### TASK ITEM
Each line of the entries below that holds "lines" is needed, copied in full.

==== DATA RECORDS ====

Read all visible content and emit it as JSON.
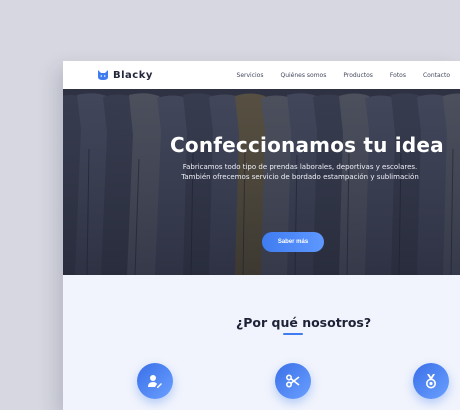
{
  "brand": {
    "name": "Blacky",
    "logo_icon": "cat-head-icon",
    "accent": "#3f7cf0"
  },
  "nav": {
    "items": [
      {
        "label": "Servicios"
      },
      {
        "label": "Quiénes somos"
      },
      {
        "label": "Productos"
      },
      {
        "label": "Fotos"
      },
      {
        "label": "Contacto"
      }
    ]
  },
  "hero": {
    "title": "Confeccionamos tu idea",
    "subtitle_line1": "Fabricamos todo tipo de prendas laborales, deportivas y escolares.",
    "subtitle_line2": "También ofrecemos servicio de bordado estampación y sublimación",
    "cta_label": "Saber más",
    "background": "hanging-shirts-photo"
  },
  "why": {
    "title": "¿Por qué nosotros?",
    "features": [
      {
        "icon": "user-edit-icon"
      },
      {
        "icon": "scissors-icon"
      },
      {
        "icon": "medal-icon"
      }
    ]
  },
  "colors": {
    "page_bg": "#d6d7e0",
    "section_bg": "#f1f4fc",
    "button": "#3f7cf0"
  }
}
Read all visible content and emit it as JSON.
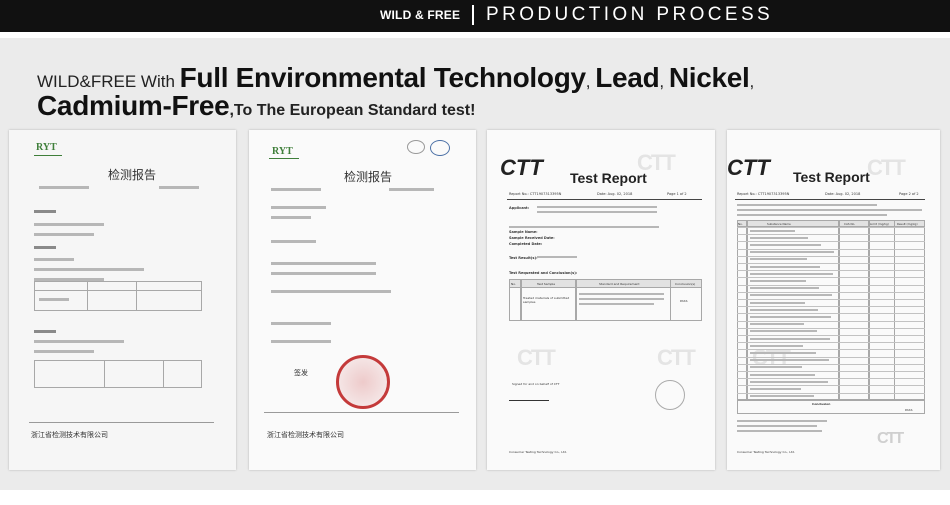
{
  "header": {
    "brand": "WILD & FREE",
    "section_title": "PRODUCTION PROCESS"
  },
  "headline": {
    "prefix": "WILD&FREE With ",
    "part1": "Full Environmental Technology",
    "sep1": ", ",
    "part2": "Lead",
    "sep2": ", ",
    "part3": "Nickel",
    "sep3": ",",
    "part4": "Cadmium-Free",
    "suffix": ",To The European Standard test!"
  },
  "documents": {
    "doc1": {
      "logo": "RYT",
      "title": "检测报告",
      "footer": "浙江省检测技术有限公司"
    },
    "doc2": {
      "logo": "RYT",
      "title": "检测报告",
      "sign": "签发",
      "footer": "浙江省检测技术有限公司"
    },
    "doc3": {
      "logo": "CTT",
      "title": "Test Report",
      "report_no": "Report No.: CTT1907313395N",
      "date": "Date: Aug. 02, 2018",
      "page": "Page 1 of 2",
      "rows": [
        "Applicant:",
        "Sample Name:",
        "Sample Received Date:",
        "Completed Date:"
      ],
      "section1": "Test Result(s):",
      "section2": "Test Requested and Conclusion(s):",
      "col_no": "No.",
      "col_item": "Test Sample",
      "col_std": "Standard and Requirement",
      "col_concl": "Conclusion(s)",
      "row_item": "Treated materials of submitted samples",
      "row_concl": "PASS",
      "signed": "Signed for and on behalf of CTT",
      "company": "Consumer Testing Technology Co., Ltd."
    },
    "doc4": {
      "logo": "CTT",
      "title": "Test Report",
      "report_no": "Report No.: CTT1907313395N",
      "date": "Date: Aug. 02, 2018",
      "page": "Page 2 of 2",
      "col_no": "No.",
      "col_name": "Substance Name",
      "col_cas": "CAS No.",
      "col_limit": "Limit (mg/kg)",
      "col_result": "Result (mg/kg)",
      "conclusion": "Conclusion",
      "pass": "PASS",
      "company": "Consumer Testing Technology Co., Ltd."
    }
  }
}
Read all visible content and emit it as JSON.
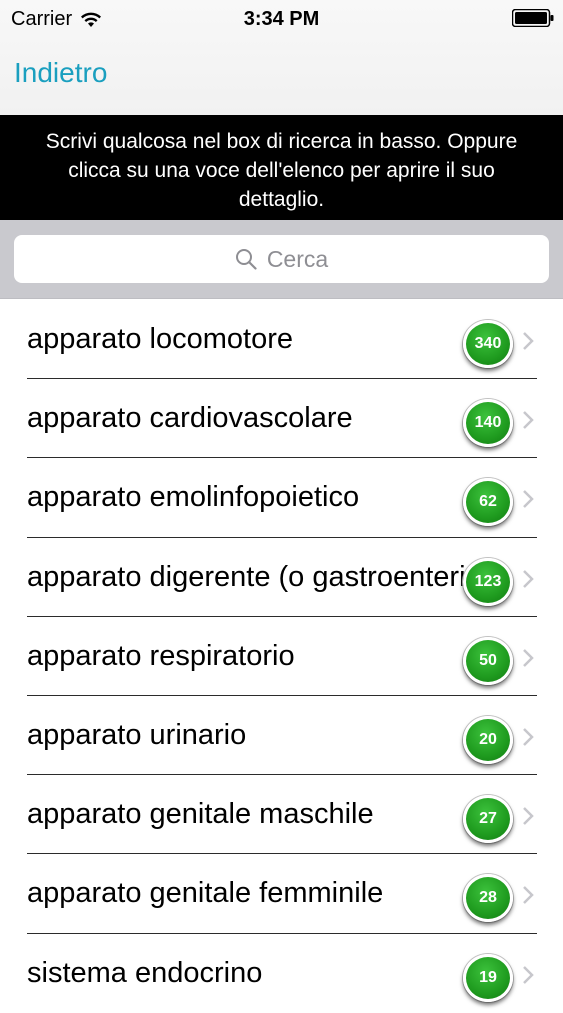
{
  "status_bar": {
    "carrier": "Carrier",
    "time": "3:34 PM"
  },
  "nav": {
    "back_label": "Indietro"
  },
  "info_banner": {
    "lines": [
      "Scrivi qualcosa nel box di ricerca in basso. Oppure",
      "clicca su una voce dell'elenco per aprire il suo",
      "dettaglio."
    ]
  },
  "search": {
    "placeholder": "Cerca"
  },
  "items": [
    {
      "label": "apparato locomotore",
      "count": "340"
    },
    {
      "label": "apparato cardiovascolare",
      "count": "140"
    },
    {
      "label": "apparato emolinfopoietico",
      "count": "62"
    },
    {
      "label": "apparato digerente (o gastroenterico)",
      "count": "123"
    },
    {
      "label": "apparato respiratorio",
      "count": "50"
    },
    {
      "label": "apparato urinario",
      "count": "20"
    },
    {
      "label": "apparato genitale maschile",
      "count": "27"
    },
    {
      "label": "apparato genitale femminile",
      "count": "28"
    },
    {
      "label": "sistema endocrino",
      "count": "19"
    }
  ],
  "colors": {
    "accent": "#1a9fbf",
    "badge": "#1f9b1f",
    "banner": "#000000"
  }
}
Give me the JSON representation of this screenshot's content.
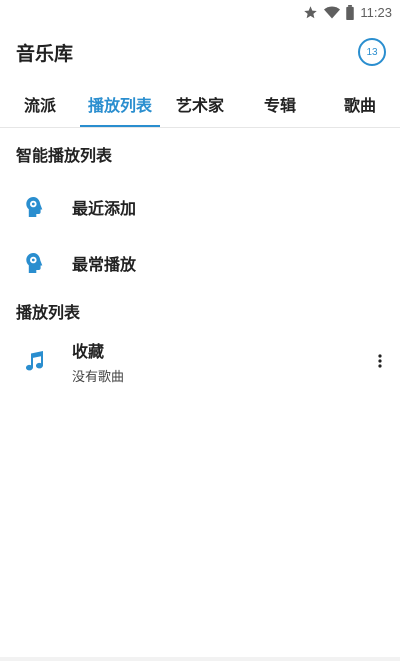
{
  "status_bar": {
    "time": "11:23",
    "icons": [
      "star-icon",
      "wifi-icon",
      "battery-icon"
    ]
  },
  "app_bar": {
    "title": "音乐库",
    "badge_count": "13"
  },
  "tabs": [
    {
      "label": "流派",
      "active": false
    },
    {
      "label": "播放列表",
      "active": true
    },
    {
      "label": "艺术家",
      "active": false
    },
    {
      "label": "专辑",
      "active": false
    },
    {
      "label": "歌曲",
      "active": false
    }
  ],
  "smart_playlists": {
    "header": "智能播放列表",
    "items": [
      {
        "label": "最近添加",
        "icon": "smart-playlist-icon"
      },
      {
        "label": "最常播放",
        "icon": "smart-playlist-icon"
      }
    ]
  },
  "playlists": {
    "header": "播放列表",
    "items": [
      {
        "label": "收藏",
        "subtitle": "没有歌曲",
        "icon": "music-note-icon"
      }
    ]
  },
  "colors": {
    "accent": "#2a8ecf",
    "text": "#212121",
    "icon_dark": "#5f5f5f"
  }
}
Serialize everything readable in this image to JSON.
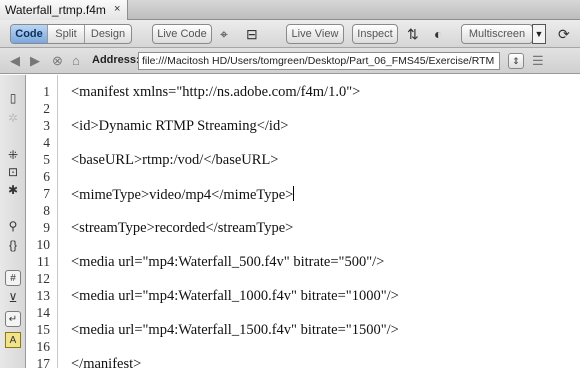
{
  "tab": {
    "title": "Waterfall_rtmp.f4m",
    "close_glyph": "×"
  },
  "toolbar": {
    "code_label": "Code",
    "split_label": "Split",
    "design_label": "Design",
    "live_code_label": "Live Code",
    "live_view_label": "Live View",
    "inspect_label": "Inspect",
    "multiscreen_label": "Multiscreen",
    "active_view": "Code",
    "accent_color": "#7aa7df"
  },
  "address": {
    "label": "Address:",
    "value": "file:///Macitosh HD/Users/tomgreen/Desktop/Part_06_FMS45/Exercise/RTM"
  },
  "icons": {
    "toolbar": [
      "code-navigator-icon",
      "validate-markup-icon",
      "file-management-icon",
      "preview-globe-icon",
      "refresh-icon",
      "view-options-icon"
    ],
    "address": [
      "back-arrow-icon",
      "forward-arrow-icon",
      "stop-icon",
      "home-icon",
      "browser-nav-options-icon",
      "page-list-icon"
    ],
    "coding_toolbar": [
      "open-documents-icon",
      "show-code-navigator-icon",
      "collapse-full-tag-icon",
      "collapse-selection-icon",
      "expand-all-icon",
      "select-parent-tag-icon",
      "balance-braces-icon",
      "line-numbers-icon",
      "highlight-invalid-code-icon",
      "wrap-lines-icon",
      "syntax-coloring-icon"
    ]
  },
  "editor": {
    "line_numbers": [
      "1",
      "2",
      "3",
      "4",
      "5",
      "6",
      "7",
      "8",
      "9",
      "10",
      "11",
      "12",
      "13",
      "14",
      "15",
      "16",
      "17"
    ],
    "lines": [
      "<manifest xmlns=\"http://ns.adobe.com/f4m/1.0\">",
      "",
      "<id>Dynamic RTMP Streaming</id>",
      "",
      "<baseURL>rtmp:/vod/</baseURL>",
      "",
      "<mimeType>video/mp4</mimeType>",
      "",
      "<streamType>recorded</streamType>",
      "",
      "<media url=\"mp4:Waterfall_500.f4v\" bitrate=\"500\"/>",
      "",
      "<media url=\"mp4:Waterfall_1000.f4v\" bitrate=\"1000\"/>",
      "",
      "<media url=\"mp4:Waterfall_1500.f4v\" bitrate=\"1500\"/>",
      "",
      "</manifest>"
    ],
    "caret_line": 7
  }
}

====
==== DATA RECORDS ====

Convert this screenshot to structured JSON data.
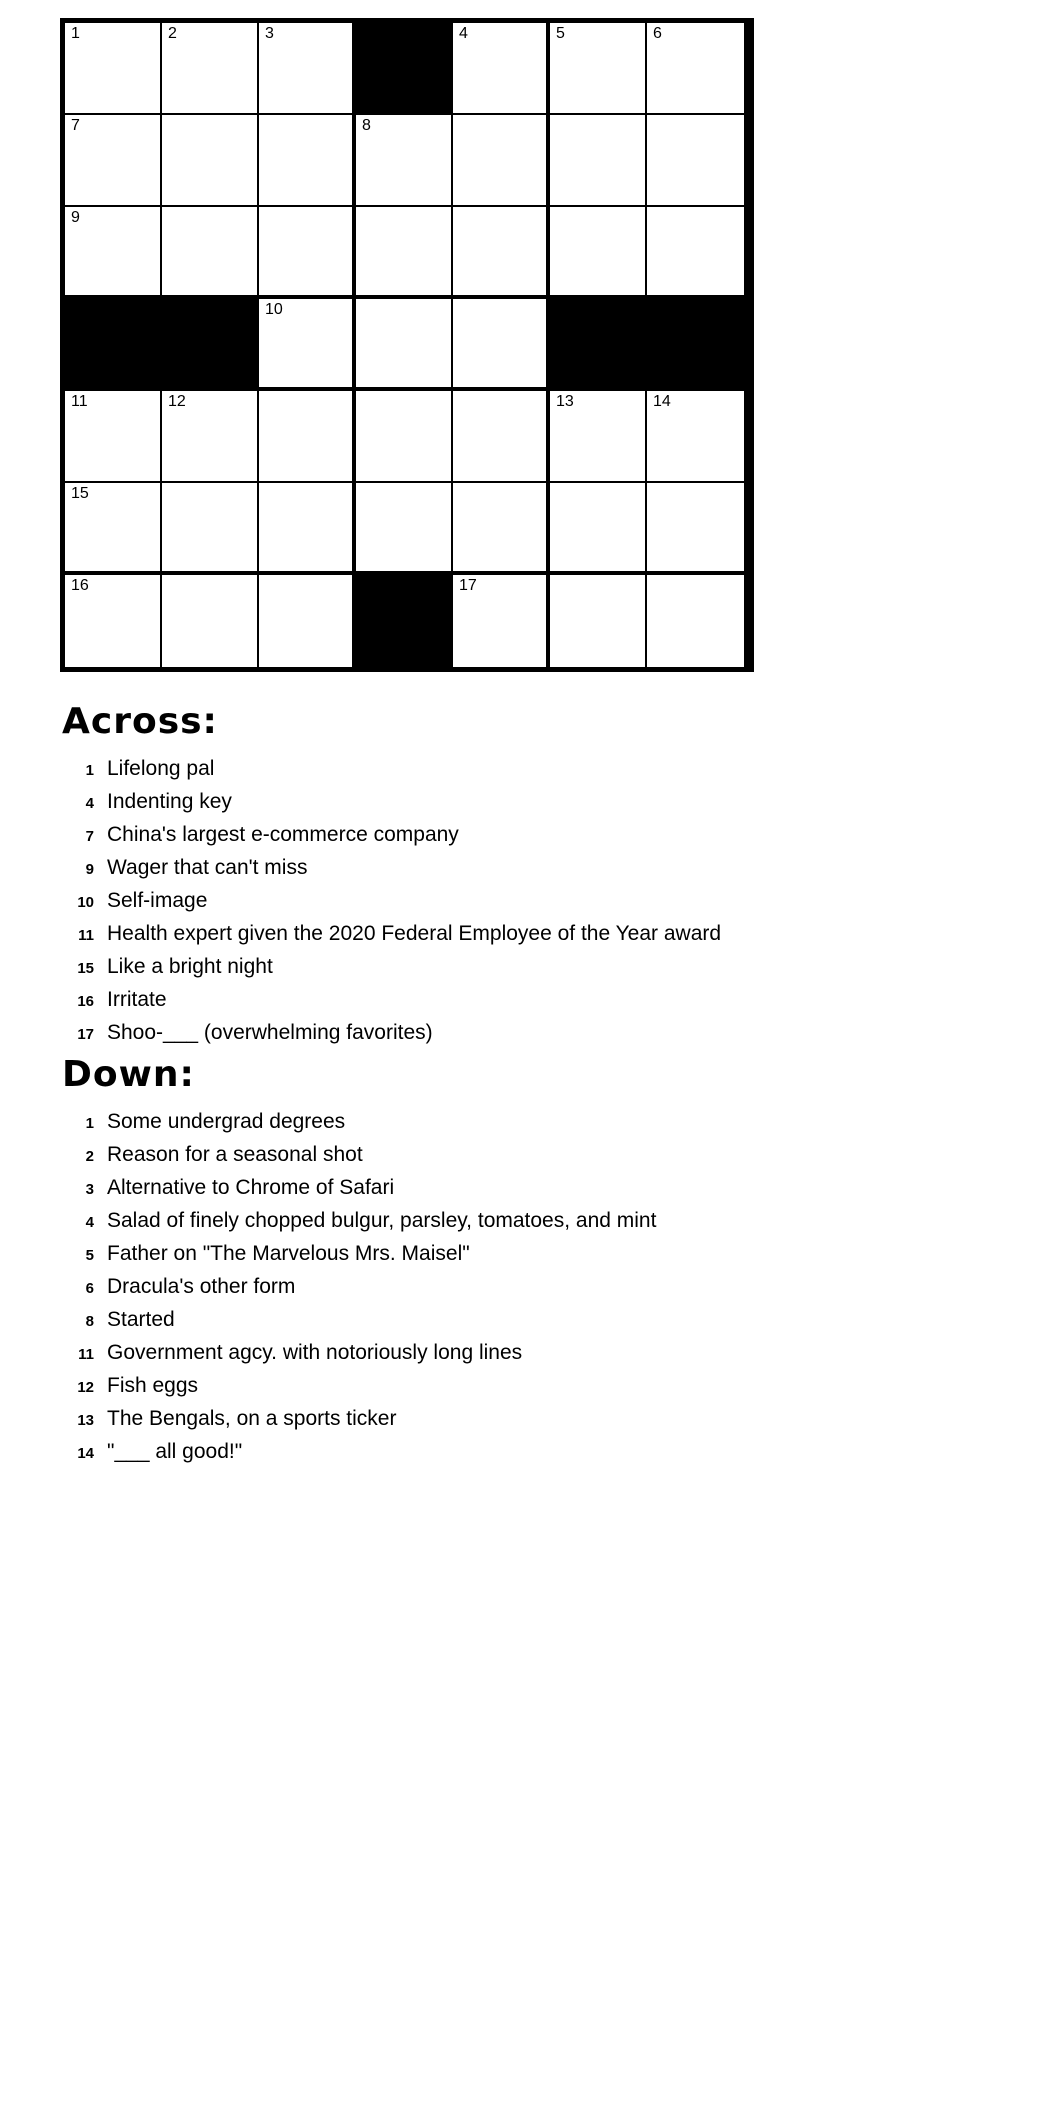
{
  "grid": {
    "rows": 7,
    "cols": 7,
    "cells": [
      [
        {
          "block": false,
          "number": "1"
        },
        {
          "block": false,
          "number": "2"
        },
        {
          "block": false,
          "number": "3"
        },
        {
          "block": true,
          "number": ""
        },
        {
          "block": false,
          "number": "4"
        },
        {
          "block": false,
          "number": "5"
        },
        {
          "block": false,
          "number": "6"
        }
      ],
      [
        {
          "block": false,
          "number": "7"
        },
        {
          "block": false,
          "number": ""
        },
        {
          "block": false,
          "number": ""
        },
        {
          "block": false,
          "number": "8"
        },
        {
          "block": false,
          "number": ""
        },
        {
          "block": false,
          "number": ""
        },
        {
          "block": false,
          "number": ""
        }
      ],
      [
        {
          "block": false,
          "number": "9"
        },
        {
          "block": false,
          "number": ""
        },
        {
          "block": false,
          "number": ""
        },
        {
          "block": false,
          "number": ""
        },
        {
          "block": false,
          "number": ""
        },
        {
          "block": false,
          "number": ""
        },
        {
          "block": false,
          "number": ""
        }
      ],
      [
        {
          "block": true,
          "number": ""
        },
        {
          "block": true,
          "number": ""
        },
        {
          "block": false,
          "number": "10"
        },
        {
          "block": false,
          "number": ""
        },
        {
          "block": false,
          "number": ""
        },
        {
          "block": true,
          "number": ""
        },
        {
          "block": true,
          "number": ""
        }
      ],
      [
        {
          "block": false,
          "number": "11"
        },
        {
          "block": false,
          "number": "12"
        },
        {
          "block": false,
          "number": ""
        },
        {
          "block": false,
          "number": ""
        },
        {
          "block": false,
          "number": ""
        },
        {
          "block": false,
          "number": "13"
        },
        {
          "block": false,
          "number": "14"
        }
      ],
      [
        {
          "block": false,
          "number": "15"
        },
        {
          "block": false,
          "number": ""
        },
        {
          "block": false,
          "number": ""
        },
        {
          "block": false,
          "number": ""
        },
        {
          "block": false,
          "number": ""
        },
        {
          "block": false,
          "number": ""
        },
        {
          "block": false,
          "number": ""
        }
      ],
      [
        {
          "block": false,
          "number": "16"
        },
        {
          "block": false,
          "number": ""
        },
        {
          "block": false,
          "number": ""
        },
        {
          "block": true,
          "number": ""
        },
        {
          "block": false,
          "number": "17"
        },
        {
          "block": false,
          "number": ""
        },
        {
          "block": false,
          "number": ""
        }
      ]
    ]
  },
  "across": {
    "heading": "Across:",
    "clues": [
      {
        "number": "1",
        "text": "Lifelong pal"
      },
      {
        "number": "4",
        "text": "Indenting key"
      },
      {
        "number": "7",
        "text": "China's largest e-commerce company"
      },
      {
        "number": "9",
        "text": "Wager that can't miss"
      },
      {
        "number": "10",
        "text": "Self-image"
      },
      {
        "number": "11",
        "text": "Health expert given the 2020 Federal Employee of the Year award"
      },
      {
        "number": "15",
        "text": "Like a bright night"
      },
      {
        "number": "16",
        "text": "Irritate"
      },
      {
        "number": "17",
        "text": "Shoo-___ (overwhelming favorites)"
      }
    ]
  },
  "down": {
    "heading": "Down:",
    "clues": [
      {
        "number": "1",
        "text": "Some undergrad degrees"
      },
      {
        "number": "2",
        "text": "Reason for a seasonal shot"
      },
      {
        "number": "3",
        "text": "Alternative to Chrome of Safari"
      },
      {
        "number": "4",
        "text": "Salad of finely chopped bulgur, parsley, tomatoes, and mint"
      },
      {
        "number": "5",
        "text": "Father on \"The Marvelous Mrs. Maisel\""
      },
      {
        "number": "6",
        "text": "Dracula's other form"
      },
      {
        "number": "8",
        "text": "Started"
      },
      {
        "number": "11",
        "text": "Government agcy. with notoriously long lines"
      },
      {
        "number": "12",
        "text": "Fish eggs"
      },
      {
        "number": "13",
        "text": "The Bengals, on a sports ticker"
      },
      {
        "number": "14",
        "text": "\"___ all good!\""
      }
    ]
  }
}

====
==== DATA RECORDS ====

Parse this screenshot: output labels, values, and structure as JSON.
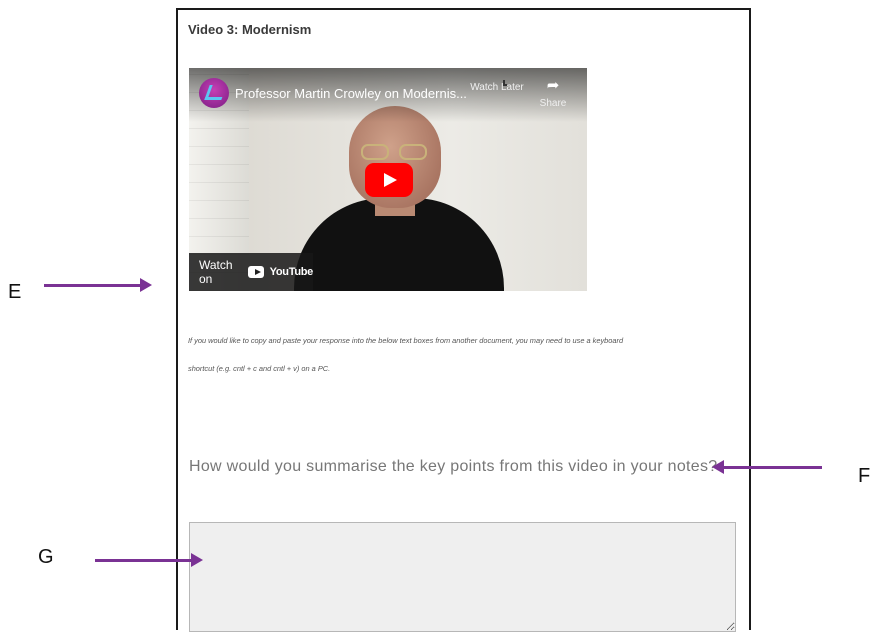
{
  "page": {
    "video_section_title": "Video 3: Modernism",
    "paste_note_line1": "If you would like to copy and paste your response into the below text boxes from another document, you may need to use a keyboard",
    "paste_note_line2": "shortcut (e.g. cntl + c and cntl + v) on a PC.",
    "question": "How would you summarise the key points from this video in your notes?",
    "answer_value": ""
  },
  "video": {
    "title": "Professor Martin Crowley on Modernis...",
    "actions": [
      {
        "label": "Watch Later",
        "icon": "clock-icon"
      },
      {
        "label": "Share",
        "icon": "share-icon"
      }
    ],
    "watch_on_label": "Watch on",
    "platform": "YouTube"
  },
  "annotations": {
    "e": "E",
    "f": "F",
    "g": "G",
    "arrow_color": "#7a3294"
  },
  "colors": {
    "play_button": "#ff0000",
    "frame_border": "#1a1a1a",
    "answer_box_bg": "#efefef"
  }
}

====

### EXERCISE RESULT
    "lines": [
      "wrap-lines-icon",
    "lines": [
        "text": "Government agcy. with notoriously long lines"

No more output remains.